Reviewed by: Ken James
“a story of love lost and found”
Have you ever thought of tossing a bottle into the sea, with a note lodged securely within its confines just to see what happens or where it will end up? Everyone loves the mystery and romance of the idea… one as old as bottles themselves. As a junior high student in Virginia, one of my friends tried an experiment like this and was pleased to have it travel many miles down river before being picked up by an anonymous receiver. His story made the paper. So did the story within “Message in a Bottle”, starring Robin Wright Penn and Kevin Costner. From love lost to love found, this tale of two lovers gives both sorrow and happiness.
Theresa Osborne (Robin Wright Penn) is jogging on a beach one day when she discovers a message in a bottle.
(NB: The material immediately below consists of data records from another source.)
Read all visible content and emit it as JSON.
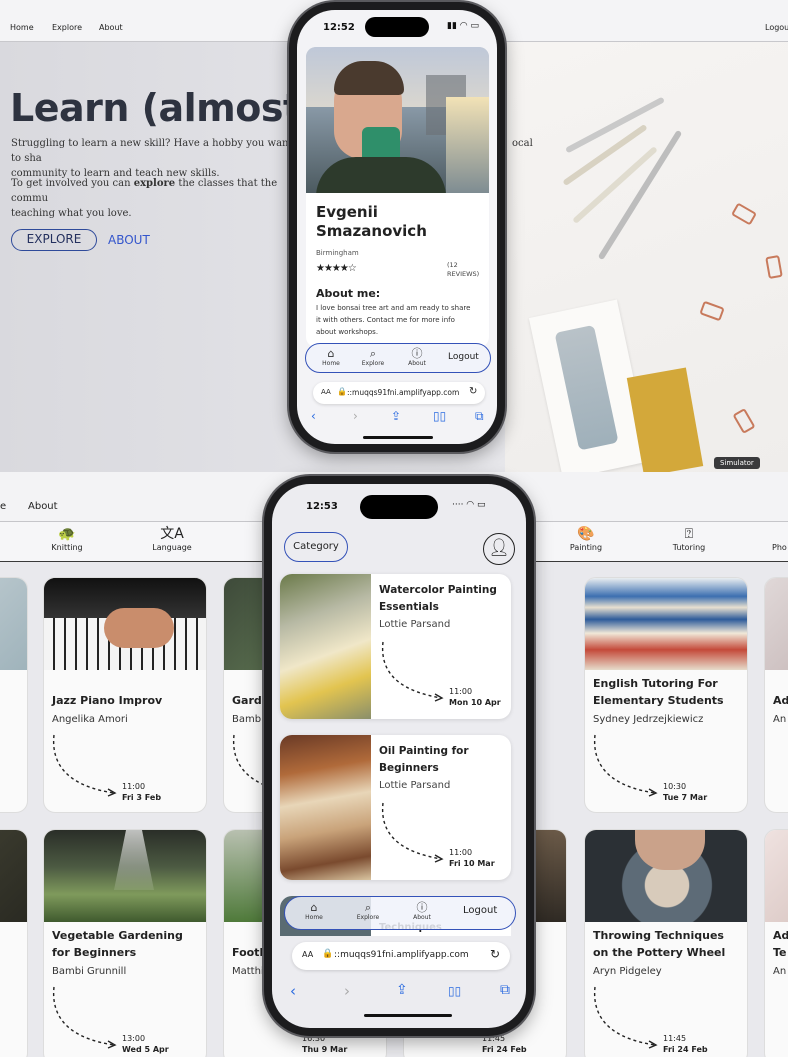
{
  "top_browser": {
    "nav": {
      "home": "Home",
      "explore": "Explore",
      "about": "About",
      "logout": "Logou"
    },
    "hero_title": "Learn (almost) ar",
    "hero_p1": "Struggling to learn a new skill? Have a hobby you want to sha",
    "hero_p1_line2": "community to learn and teach new skills.",
    "hero_p1_tail": "ocal",
    "hero_p2_a": "To get involved you can ",
    "hero_p2_bold": "explore",
    "hero_p2_b": " the classes that the commu",
    "hero_p2_line2": "teaching what you love.",
    "explore_btn": "EXPLORE",
    "about_btn": "ABOUT",
    "simulator_label": "Simulator"
  },
  "phone1": {
    "time": "12:52",
    "profile_name_1": "Evgenii",
    "profile_name_2": "Smazanovich",
    "location": "Birmingham",
    "stars": "★★★★☆",
    "reviews": "(12",
    "reviews_2": "REVIEWS)",
    "about_heading": "About me:",
    "about_text_1": "I love bonsai tree art and am ready to share",
    "about_text_2": "it with others. Contact me for more info",
    "about_text_3": "about workshops.",
    "nav": {
      "home": "Home",
      "explore": "Explore",
      "about": "About",
      "logout": "Logout"
    },
    "url_aa": "AA",
    "url": "::muqqs91fni.amplifyapp.com"
  },
  "bottom_browser": {
    "nav": {
      "left_fragment": "e",
      "about": "About"
    },
    "categories": [
      "Knitting",
      "Language",
      "Painting",
      "Tutoring",
      "Pho"
    ],
    "cards": [
      {
        "title": "Jazz Piano Improv",
        "author": "Angelika Amori",
        "time": "11:00",
        "date": "Fri 3 Feb"
      },
      {
        "title": "Gard",
        "author": "Bamb",
        "time": "",
        "date": ""
      },
      {
        "title": "English Tutoring For Elementary Students",
        "author": "Sydney Jedrzejkiewicz",
        "time": "10:30",
        "date": "Tue 7 Mar"
      },
      {
        "title": "Ad",
        "author": "An",
        "time": "",
        "date": ""
      },
      {
        "title": "Vegetable Gardening for Beginners",
        "author": "Bambi Grunnill",
        "time": "13:00",
        "date": "Wed 5 Apr"
      },
      {
        "title": "Footb",
        "author": "Matthi",
        "time": "16:30",
        "date": "Thu 9 Mar"
      },
      {
        "title": "",
        "author": "",
        "time": "11:45",
        "date": "Fri 24 Feb"
      },
      {
        "title": "Throwing Techniques on the Pottery Wheel",
        "author": "Aryn Pidgeley",
        "time": "11:45",
        "date": "Fri 24 Feb"
      },
      {
        "title": "Ad Te",
        "author": "An",
        "time": "",
        "date": ""
      }
    ]
  },
  "phone2": {
    "time": "12:53",
    "category_btn": "Category",
    "cards": [
      {
        "title": "Watercolor Painting Essentials",
        "author": "Lottie Parsand",
        "time": "11:00",
        "date": "Mon 10 Apr"
      },
      {
        "title": "Oil Painting for Beginners",
        "author": "Lottie Parsand",
        "time": "11:00",
        "date": "Fri 10 Mar"
      }
    ],
    "partial_text": "Techniques",
    "nav": {
      "home": "Home",
      "explore": "Explore",
      "about": "About",
      "logout": "Logout"
    },
    "url_aa": "AA",
    "url": "::muqqs91fni.amplifyapp.com"
  }
}
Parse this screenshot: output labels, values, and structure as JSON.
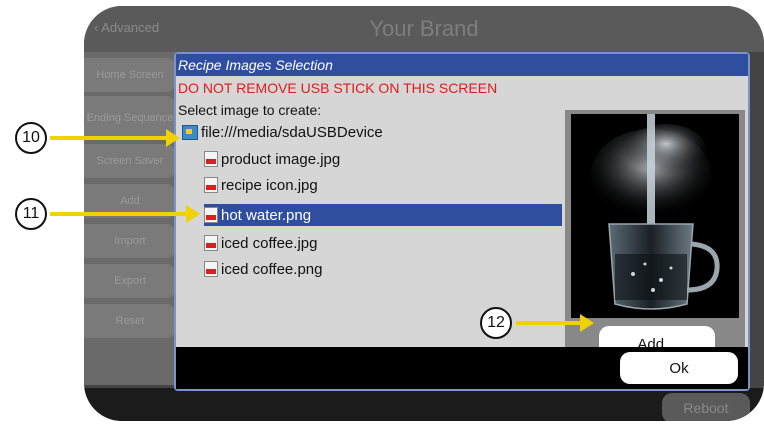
{
  "header": {
    "back_label": "Advanced",
    "brand": "Your Brand"
  },
  "sidebar": {
    "items": [
      {
        "label": "Home Screen"
      },
      {
        "label": "Ending Sequence"
      },
      {
        "label": "Screen Saver"
      },
      {
        "label": "Add"
      },
      {
        "label": "Import"
      },
      {
        "label": "Export"
      },
      {
        "label": "Reset"
      }
    ]
  },
  "dialog": {
    "title": "Recipe Images Selection",
    "warning": "DO NOT REMOVE USB STICK ON THIS SCREEN",
    "prompt": "Select image to create:",
    "root": "file:///media/sdaUSBDevice",
    "files": [
      {
        "name": "product image.jpg",
        "selected": false
      },
      {
        "name": "recipe icon.jpg",
        "selected": false
      },
      {
        "name": "hot water.png",
        "selected": true
      },
      {
        "name": "iced coffee.jpg",
        "selected": false
      },
      {
        "name": "iced coffee.png",
        "selected": false
      }
    ],
    "add_label": "Add...",
    "ok_label": "Ok"
  },
  "footer": {
    "reboot_label": "Reboot"
  },
  "callouts": {
    "c10": "10",
    "c11": "11",
    "c12": "12"
  },
  "colors": {
    "title_bar": "#2f4ea0",
    "selection": "#2f4ea0",
    "warning": "#e11b1b",
    "arrow": "#f2d100"
  }
}
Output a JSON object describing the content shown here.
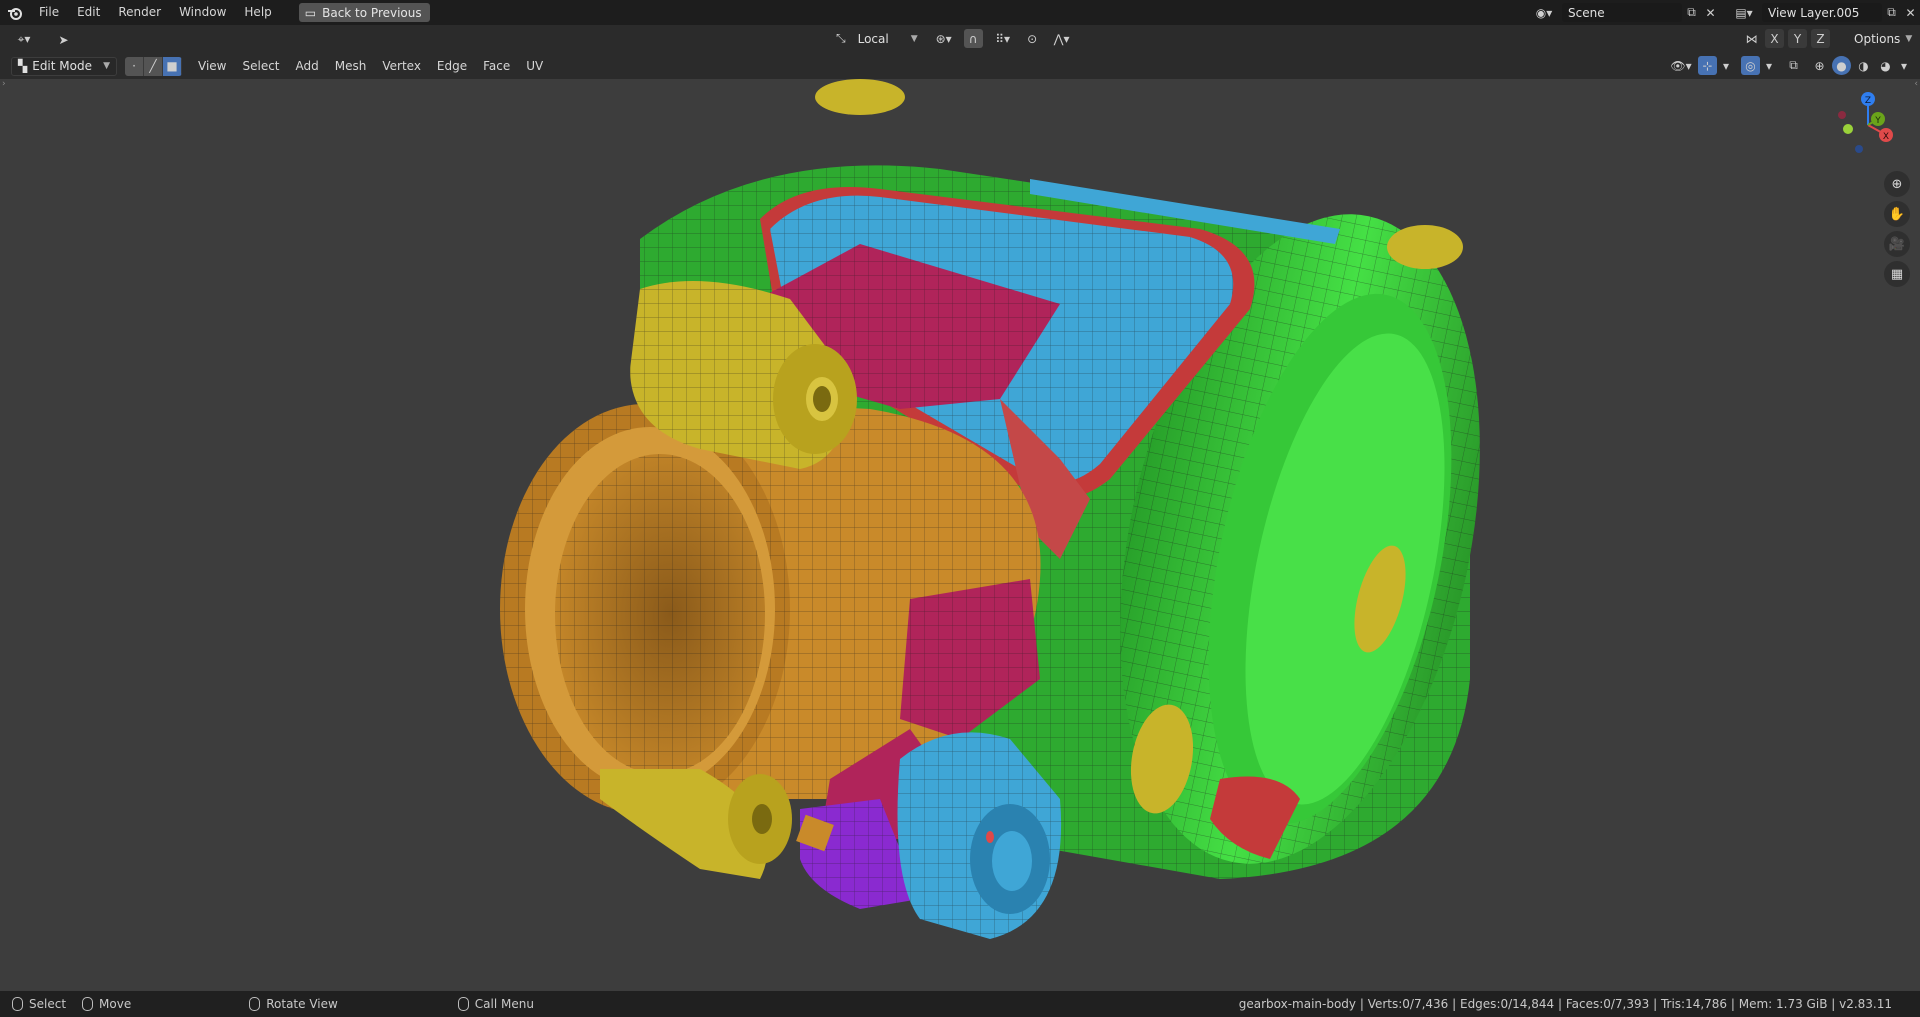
{
  "topbar": {
    "menus": [
      "File",
      "Edit",
      "Render",
      "Window",
      "Help"
    ],
    "back_label": "Back to Previous",
    "scene_label": "Scene",
    "view_layer_label": "View Layer.005"
  },
  "toolheader": {
    "transform_orientation": "Local",
    "options_label": "Options",
    "axes": [
      "X",
      "Y",
      "Z"
    ]
  },
  "vpheader": {
    "mode_label": "Edit Mode",
    "menus": [
      "View",
      "Select",
      "Add",
      "Mesh",
      "Vertex",
      "Edge",
      "Face",
      "UV"
    ]
  },
  "gizmo": {
    "x": "X",
    "y": "Y",
    "z": "Z"
  },
  "status": {
    "select": "Select",
    "move": "Move",
    "rotate": "Rotate View",
    "call_menu": "Call Menu",
    "stats": "gearbox-main-body | Verts:0/7,436 | Edges:0/14,844 | Faces:0/7,393 | Tris:14,786 | Mem: 1.73 GiB | v2.83.11"
  },
  "colors": {
    "green": "#3ec83a",
    "blue": "#3fa6d6",
    "magenta": "#b0245a",
    "orange": "#c98a2a",
    "yellow": "#c8b42a",
    "purple": "#8a2ad0",
    "red": "#c43a3a"
  }
}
Immediately she opens it and reads the letter and is so enraptured by the depth of feeling and emotion the author conveys that she allows this message to encompass the next many months of her life. She shares the very personal note with everyone she knows, and even the Chicago newspaper she works for decides to reprint the message. Through a quick process of discovery, two other similar notes turn up from various points on the Atlantic Seaboard, all with the same possible author. Eventually, a name and address is tracked down and Theresa personally goes to visit the author—a man she has already come to love without even knowing.
Garret Blake (Kevin Costner) is the obvious author. A reclusive widower of two years living in the Carolinas, he is still mourning the death of his wife and intent of keeping every reminder of her intact… even to the point of leaving her belongings exactly as they were when she passed away. Garret is not a charming man any longer, and is very awkward at meeting Theresa. Over time, they begin to love each other and, as their romance furthers, the pain and misunderstandings surface. Theresa battles within herself about telling Garret that she found his letters, meant never to be read by a person but rather written as if to the sea itself. Both have had their share of grief, but both also find comfort and understanding in each other.
“Message in a Bottle” contains one scene of sexuality (a bedroom scene) and several instances of profanity. There is no nudity, though one shot of Robin in her underwear (with a shirt on). Garret and Theresa do not seem to think twice about sharing the night with each other, though this was not a “hop in to bed” type of film. There were a few supposed “words of wisdom” offered during the film about love and relationships, though some of them were far from a Biblical view. One in specific taught that we all have our little white lies and secrets, and that’s okay. Of course, the Bible teaches us to be honest with everything and everyone. There was one fight scene involving Garret, but in the end amends were made in this emotional tale.
The coastal photography was stunning, with some great shots of foaming whitecaps, classic wooden schooners, and a cozy little seaside town. While the story does lag in places, it was not disappointing. A theme of growth, coping with loss, and reconciliation was present throughout the film. Be ready to shed a few tears if you plan to see this with someone you love.